=== Material provided ===

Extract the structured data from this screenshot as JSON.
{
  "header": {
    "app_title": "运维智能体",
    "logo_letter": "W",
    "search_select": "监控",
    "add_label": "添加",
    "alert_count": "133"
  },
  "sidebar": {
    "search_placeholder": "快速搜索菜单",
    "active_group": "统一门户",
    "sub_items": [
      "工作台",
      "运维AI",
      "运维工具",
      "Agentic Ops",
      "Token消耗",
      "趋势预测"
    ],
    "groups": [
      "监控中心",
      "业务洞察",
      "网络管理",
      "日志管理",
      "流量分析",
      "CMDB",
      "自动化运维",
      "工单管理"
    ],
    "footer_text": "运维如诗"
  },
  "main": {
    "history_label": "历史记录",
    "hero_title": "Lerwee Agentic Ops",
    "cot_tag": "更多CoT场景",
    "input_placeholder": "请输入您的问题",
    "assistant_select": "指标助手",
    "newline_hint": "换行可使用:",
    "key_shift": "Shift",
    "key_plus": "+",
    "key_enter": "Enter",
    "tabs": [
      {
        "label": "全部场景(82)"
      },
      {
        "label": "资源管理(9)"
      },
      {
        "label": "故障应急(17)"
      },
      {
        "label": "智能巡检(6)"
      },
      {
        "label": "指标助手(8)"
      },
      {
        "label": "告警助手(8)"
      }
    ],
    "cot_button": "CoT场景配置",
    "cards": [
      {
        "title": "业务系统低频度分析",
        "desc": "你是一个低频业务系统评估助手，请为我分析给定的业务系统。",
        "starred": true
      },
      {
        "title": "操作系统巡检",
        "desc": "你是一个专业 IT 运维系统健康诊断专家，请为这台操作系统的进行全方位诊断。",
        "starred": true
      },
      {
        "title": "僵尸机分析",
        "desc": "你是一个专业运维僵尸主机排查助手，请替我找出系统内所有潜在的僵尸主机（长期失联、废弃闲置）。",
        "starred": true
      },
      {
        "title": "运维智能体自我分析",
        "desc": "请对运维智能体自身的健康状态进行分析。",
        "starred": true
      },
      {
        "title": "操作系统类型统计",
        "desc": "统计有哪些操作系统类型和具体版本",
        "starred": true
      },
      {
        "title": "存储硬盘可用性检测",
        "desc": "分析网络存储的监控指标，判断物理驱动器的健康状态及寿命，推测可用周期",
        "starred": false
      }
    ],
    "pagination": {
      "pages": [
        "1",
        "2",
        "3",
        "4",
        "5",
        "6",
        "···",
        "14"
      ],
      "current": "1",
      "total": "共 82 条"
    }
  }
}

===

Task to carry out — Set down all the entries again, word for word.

Response to this task —
Extract the structured data from this screenshot as JSON.
{
  "header": {
    "app_title": "运维智能体",
    "logo_letter": "W",
    "search_select": "监控",
    "add_label": "添加",
    "alert_count": "133"
  },
  "sidebar": {
    "search_placeholder": "快速搜索菜单",
    "active_group": "统一门户",
    "sub_items": [
      "工作台",
      "运维AI",
      "运维工具",
      "Agentic Ops",
      "Token消耗",
      "趋势预测"
    ],
    "groups": [
      "监控中心",
      "业务洞察",
      "网络管理",
      "日志管理",
      "流量分析",
      "CMDB",
      "自动化运维",
      "工单管理"
    ],
    "footer_text": "运维如诗"
  },
  "main": {
    "history_label": "历史记录",
    "hero_title": "Lerwee Agentic Ops",
    "cot_tag": "更多CoT场景",
    "input_placeholder": "请输入您的问题",
    "assistant_select": "指标助手",
    "newline_hint": "换行可使用:",
    "key_shift": "Shift",
    "key_plus": "+",
    "key_enter": "Enter",
    "tabs": [
      {
        "label": "全部场景(82)"
      },
      {
        "label": "资源管理(9)"
      },
      {
        "label": "故障应急(17)"
      },
      {
        "label": "智能巡检(6)"
      },
      {
        "label": "指标助手(8)"
      },
      {
        "label": "告警助手(8)"
      }
    ],
    "cot_button": "CoT场景配置",
    "cards": [
      {
        "title": "业务系统低频度分析",
        "desc": "你是一个低频业务系统评估助手，请为我分析给定的业务系统。",
        "starred": true
      },
      {
        "title": "操作系统巡检",
        "desc": "你是一个专业 IT 运维系统健康诊断专家，请为这台操作系统的进行全方位诊断。",
        "starred": true
      },
      {
        "title": "僵尸机分析",
        "desc": "你是一个专业运维僵尸主机排查助手，请替我找出系统内所有潜在的僵尸主机（长期失联、废弃闲置）。",
        "starred": true
      },
      {
        "title": "运维智能体自我分析",
        "desc": "请对运维智能体自身的健康状态进行分析。",
        "starred": true
      },
      {
        "title": "操作系统类型统计",
        "desc": "统计有哪些操作系统类型和具体版本",
        "starred": true
      },
      {
        "title": "存储硬盘可用性检测",
        "desc": "分析网络存储的监控指标，判断物理驱动器的健康状态及寿命，推测可用周期",
        "starred": false
      }
    ],
    "pagination": {
      "pages": [
        "1",
        "2",
        "3",
        "4",
        "5",
        "6",
        "···",
        "14"
      ],
      "current": "1",
      "total": "共 82 条"
    }
  }
}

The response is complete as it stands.